Today, I accepted a prescription for anti-anxiety medication and made my first appointment with a psychotherapist. I left the doctor’s office nauseous and wondering if my brain could physically explode out the back of my head.
Plenty of my friends have extolled the virtues of medication and therapy, particularly during transitional times of life. I’ve always resisted.
You see, medications and therapy mean asking for help. Not only do I have an aversion to asking for help, but I go blatantly out of my way to avoid it.
Asking for help means being vulnerable. It would be like crying in front of someone, and I don’t do that either. Even when my dog was hit by a car three days before Christmas when I was 15, I didn’t cry in front of my family. Nope, I waited until that night when I was in the privacy of my own bedroom, and then I sobbed my heart out—and continued to do so every night for weeks. I was a big blubbering baby, but at least no body saw it.
Plus there’s this ongoing voice in my head that says my life is pretty damn good and I should shut up and stop complaining. It’s the voice that tells me that plenty of people have far worse problems than the made-up ones in my head so maybe I should just suck it up and deal. Does anyone else hear that voice, or is it just me?
What I realized today was that by finally accepting help, I’m actually starting to deal. This commitment means admitting that even though things aren’t totally fucked up, they also aren’t quite right and maybe waiting to implode isn’t the answer.
After years of pondering the idea that maybe I could use a bit of help in “managing my stress,” I’ve finally run out of excuses. If I’m going to live an authentic life, I must be ready to truly change and to face whatever issues and fears may come up over the next few months as I start on this journey.
We all have the things we don't really want to do but feel we must do. This is mine.
I’ve read that to lose weight or combat addiction in the long-term, you have to do it for yourself not others. I don’t know if that is the case for something like learning to manage anxiety, but I do know that to push through this, I can’t do it for me. It’s too scary to do it just for me. I have to do it for the two people who matter most to me.
I’m doing it for my husband so that he doesn’t always have to be the rock, so that he can share his deepest fears instead of holding them inside because telling me about them will send me into panic.
And I’m doing this for my sweet six-year-old who stopped in a panic yesterday morning as we walked to her classroom and exclaimed, “Mommy, you need a pass. You have to have a pass!!” (I had one; she just couldn’t see it under my coat). This is the same child who last year began asking me nearly every day when we pulled up to school whether we were late or on time.

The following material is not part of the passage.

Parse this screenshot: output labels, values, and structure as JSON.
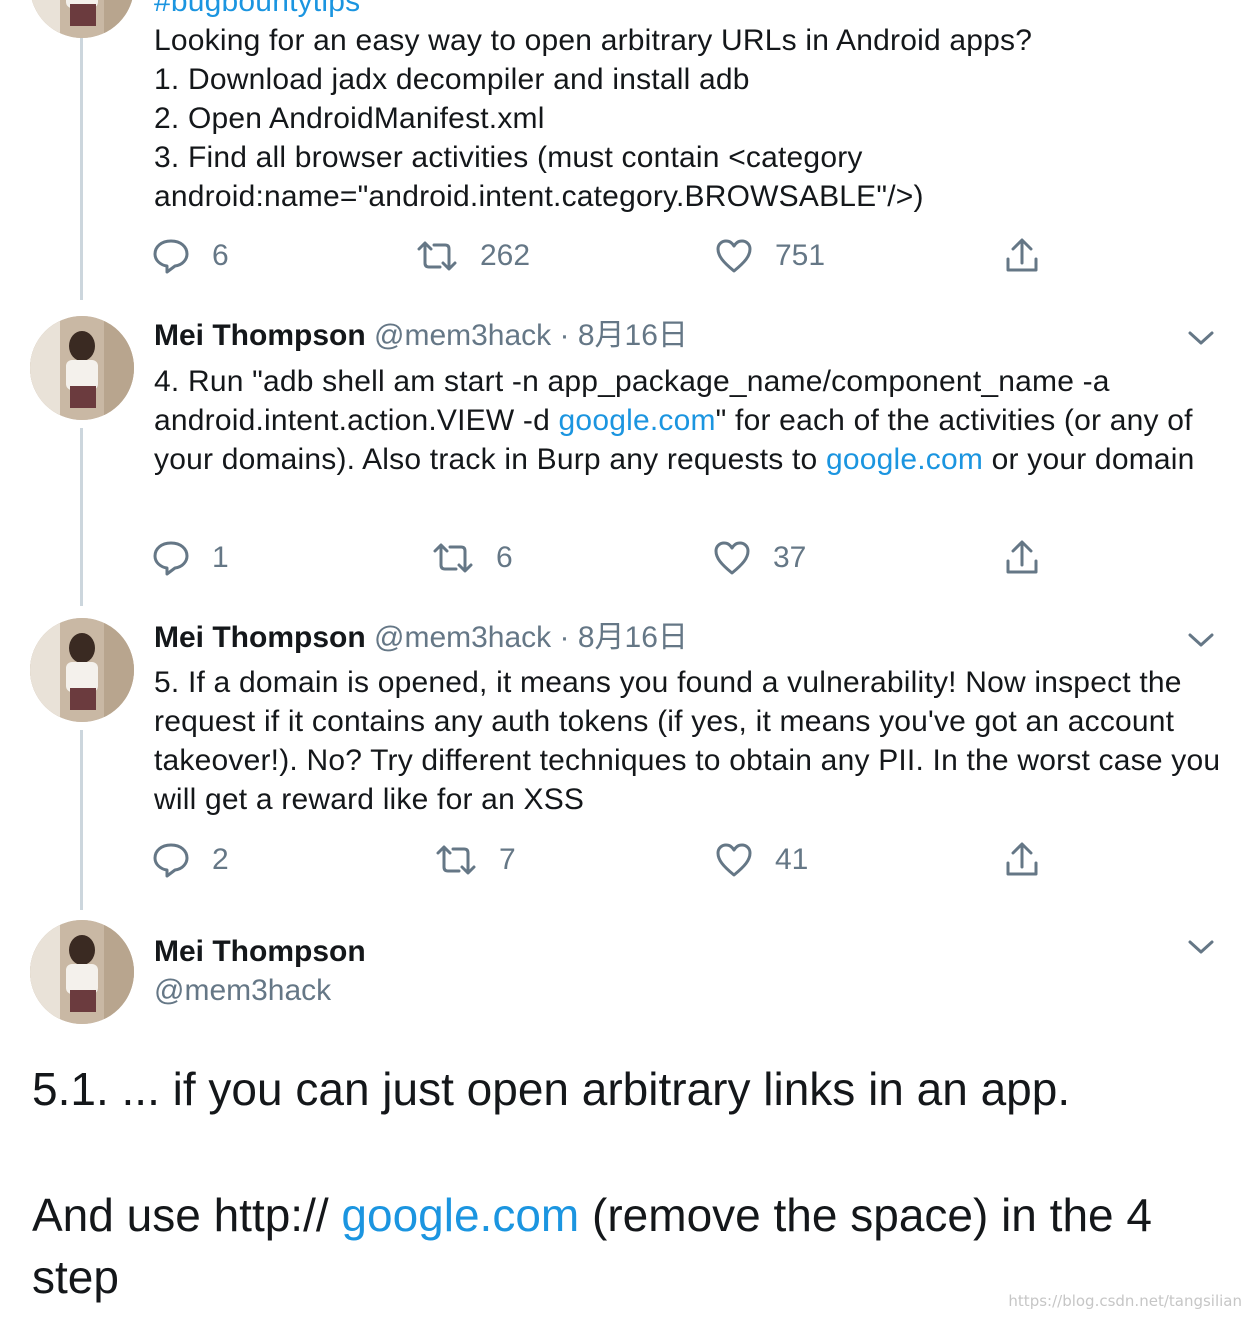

She’s a worrier just like me. If anxiety does indeed have a genetic component, then my daughter already faces a challenge. She doesn’t need to contend with mine.
If I can learn to live a calmer life, then I can teach her to do so as well. And perhaps years from now when her own daughter’s seatbelt comes undone halfway home, as my daughter’s did yesterday, her immediate thought won’t be “oh, shit, I have to get home fast because a car is going to hit us and she’s going to fly the windshield.”
In my inner world if you remove your seatbelt in a moving car, you will certainly and immediately be smashed to smithereens by oncoming traffic. I don’t want my daughter to feel these moments of irrational and instant dread. I want her to do what I suspect most people would do in that situation: calmly pull over to a safe spot, buckle the seatbelt back up and get on with life.